» Work task
Copy the records word for word, omitting all pictures.

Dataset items
──────
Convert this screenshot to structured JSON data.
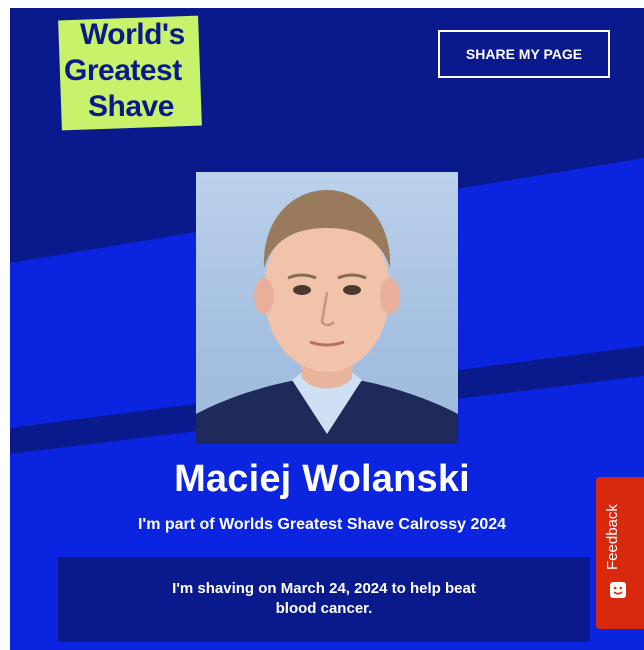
{
  "logo": {
    "lines": [
      "World's",
      "Greatest",
      "Shave"
    ]
  },
  "header": {
    "share_label": "SHARE MY PAGE"
  },
  "profile": {
    "photo_icon": "profile-photo",
    "name": "Maciej Wolanski",
    "subtitle": "I'm part of Worlds Greatest Shave Calrossy 2024",
    "shave_line1": "I'm shaving on March 24, 2024 to help beat",
    "shave_line2": "blood cancer."
  },
  "feedback": {
    "label": "Feedback",
    "icon": "smiley-icon"
  },
  "colors": {
    "background": "#0a1a8c",
    "accent_band": "#0a24e0",
    "logo_green": "#c8f26a",
    "feedback_red": "#d8290f"
  }
}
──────
» Task response
Convert this screenshot to structured JSON data.
{
  "logo": {
    "lines": [
      "World's",
      "Greatest",
      "Shave"
    ]
  },
  "header": {
    "share_label": "SHARE MY PAGE"
  },
  "profile": {
    "photo_icon": "profile-photo",
    "name": "Maciej Wolanski",
    "subtitle": "I'm part of Worlds Greatest Shave Calrossy 2024",
    "shave_line1": "I'm shaving on March 24, 2024 to help beat",
    "shave_line2": "blood cancer."
  },
  "feedback": {
    "label": "Feedback",
    "icon": "smiley-icon"
  },
  "colors": {
    "background": "#0a1a8c",
    "accent_band": "#0a24e0",
    "logo_green": "#c8f26a",
    "feedback_red": "#d8290f"
  }
}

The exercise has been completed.